Contractors can earn up to twice as much as permanent staff, triggering a talent exodus and leaving behind a young, inexperienced intelligence network.
CIA contractors have worked to recruit spies in Iraq, paid bribes for information in Afghanistan, guarded CIA chiefs, detained suspected extremists, interrogated detainees once held at secret prisons and trained young spies, the Post said.
“For too long, we’ve depended on contractors to do the operational work that ought to be done” by CIA employees, agency director Leon Panetta was quoted as saying. But replacing them “doesn’t happen overnight. When you’ve been dependent on contractors for so long, you have to build that expertise over time”.
Mr Panetta expressed fears over contracting with corporations, whose responsibility “is to their shareholders, and that does present an inherent conflict”.
US Defence Secretary Robert Gates said: “You want somebody who’s really in it for a career because they’re passionate about it and because they care about the country and not just because of the money.”

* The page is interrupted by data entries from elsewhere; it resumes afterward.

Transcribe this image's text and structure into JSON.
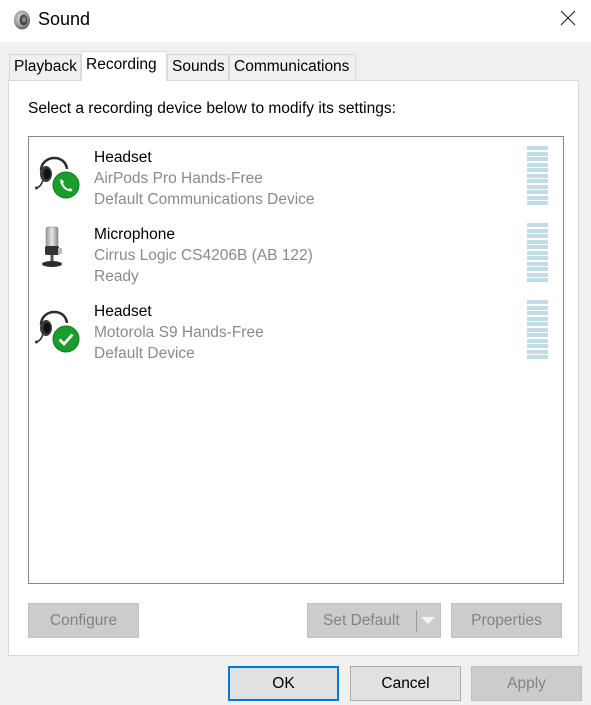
{
  "window": {
    "title": "Sound",
    "title_icon": "speaker-icon",
    "close_icon": "close-icon"
  },
  "tabs": [
    {
      "label": "Playback",
      "active": false
    },
    {
      "label": "Recording",
      "active": true
    },
    {
      "label": "Sounds",
      "active": false
    },
    {
      "label": "Communications",
      "active": false
    }
  ],
  "recording": {
    "instruction": "Select a recording device below to modify its settings:",
    "devices": [
      {
        "name": "Headset",
        "description": "AirPods Pro Hands-Free",
        "status": "Default Communications Device",
        "icon": "headset-icon",
        "badge": "phone-badge-icon",
        "level": 0,
        "meter_segments": 11
      },
      {
        "name": "Microphone",
        "description": "Cirrus Logic CS4206B (AB 122)",
        "status": "Ready",
        "icon": "microphone-icon",
        "badge": null,
        "level": 0,
        "meter_segments": 11
      },
      {
        "name": "Headset",
        "description": "Motorola S9 Hands-Free",
        "status": "Default Device",
        "icon": "headset-icon",
        "badge": "checkmark-badge-icon",
        "level": 0,
        "meter_segments": 11
      }
    ],
    "buttons": {
      "configure": "Configure",
      "set_default": "Set Default",
      "properties": "Properties"
    }
  },
  "footer": {
    "ok": "OK",
    "cancel": "Cancel",
    "apply": "Apply"
  },
  "colors": {
    "focus_accent": "#0078d7",
    "badge_green": "#1a9e2b",
    "meter_idle": "#c1dce4"
  }
}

Dr Gates conceded he was struggling to achieve his aim of cutting the number of defence contractors by about 13 per cent.
“This is a terrible confession — I can’t get a number on how many contractors work for the Office of the Secretary of Defence,” he said, referring to the department’s civilian leadership.
US officials hit back yesterday at earlier Post claims of an inefficient US intelligence network. The paper’s two-year probe found the US intelligence network was so unwieldy and secretive, that even top officials were unable to grasp its size or scope.
Homeland security and intelligence programs take place in about 10,000 locations across the country, while the agencies produce 50,000 intelligence reports a year, a volume so large “many are routinely ignored”, the Post said.
One Obama administration official criticised the report as “a roadmap to our adversaries”.
“The very existence of this database . . . is troubling,” the official told ABC News.
Acting Director of National Intelligence David Gompert said “the reporting does not reflect the intelligence community”. While agencies “operate in an environment that limits the amount of information we can share”, US agents have “thwarted attacks, and are achieving untold successes every day”, he added.
The office of the DNI put out two statements, one in a question-and-answer format and the other debunking DNI-supplied “myths” about private contractors.
Marine Colonel David Lapan, a Pentagon spokesman, acknowledged “some redundancy and inefficiencies” in the growth of the intelligence agencies.
“At the same time, we are reminded that since 9/11 we have not had a successful major attack on the United States, so there is obviously goodness in having a robust capability,” he said.
White House spokesman Robert Gibbs praised US intelligence agents. “I don’t think anybody in the intelligence community would abet excessive waste. We have to balance the necessity of the resources needed to fight our adversaries,” he said.